There was one Wizards player last season that played in all 82 games. That player was Ramon Sessions. Sessions relieved John Wall to the tune of 9.9 points per game and shot 47.3 percent from the field; his best field goal shooting percentage in a season where he played in more than 40 games. Sessions was durable, created his own shot, and was very valuable as this team's backup point guard this season.
When Sessions would enter for John Wall, the pace of the Wizards offense didn't slow down much. Sessions would often catch the ball near the 28-foot line and would bolt out in transition keeping the opposition on their heels.
This often resulted in a layup, free throws, or easy putbacks for teammates.
Sessions averaged 3.4 free-throw attempts per game, the second-most in the NBA amongst reserve players. Unfortunately, Sessions shot a mediocre 75.6 percent from the free-throw line when he got there. For a player who attempted the third most free throws on this team, it would have been nice to see him shoot above 80 percent from the charity stripe; a feat he's accomplished five times in his career.
Aside from getting out in transition and getting to the free-throw line, Sessions was fearless in attacking the hole as 51 percent of his shots were taken from five feet or closer.
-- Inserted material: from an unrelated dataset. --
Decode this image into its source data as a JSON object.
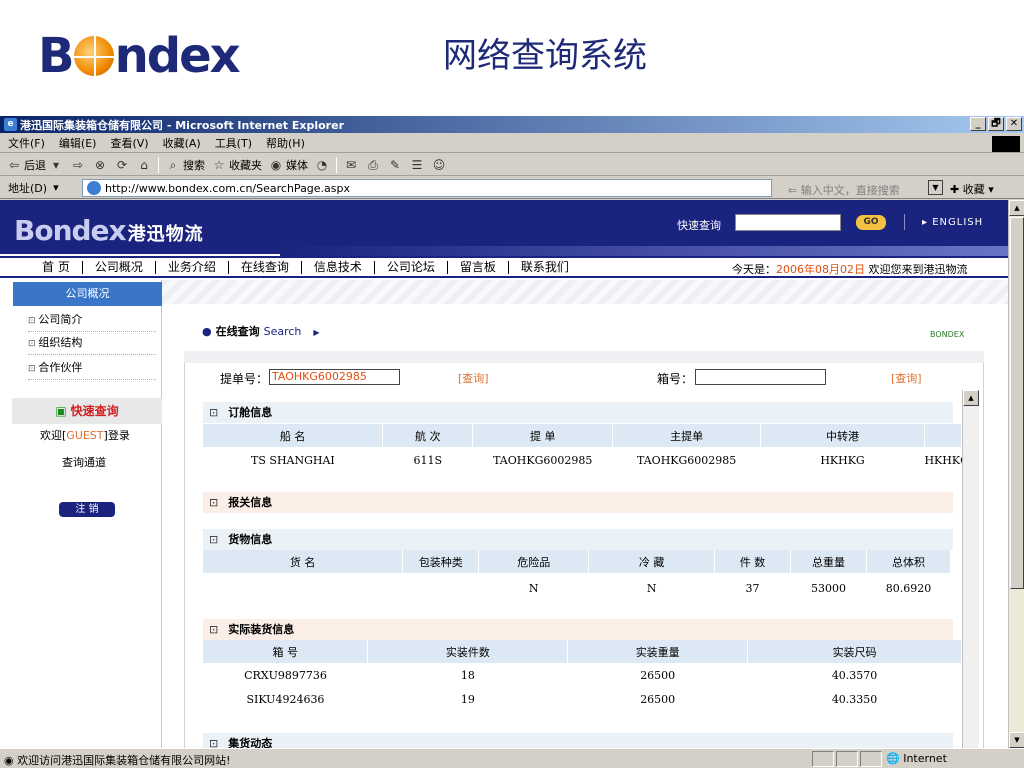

This was key for the Wizards as the second unit's offense stalled out far too many times. If it became obvious that the Wizards would be unable to post up Nene, Sessions would attack the rim to create his own opportunities. This was essential as the Wizards lacked a consistent scorer with the second unit. In addition, if the Wizards' second unit endured a scoring drought, Sessions could call his own number to try and get an easy transition bucket or free throws.
Lastly, Sessions averaged just 2.5 turnovers per 36 minutes, compared 4.1 turnovers per 36 minutes for John Wall. The fact that Sessions could stay in attack mode without turning the ball over was a major plus for a team plagued by bad turnovers.
Sessions is a score-first point guard. If he's not getting easy layups in transition or getting to the free-throw line, he isn't very effective. He averaged just 2.9 assists per game, the fewest for a season in which he averaged 20 minutes or more per game.
However, Sessions averaged 9.6 assists per game in the five games he started when John Wall was forced to sit due to injury. This shows that Sessions is capable of being a facilitator for others; however he tends to alter his game based on if he's starting or coming off of the bench. Perhaps if he had kept that mindset when he came off the bench, he could have offset the pressure to create his own shot with more opportunities for his teammates.
Defense was not Sessions' strong suit either. Point guards usually had their way with Sessions as he was a poor pick-and-roll defender. It's hard to blame him too much for spotty effort on defense though because it was clearly not a point of emphasis this year on the Wizards.
Sessions was a valuable backup point guard for the Wizards this season. His ability to create his own scoring opportunities made him an asset for a second unit who often got caught ball watching. If the Wizards can convince Sessions to stay this offseason, that would be great as he fits nicely in the backup point guard role. However, it's been documented that Sessions is looking to be a starter.
If the Wizards can convince Sessions to stay and be more of a facilitator while playing with the reserves, he should absolutely stay. But, if Sessions is looking to be a starter, that opportunity will not be available here in Washington.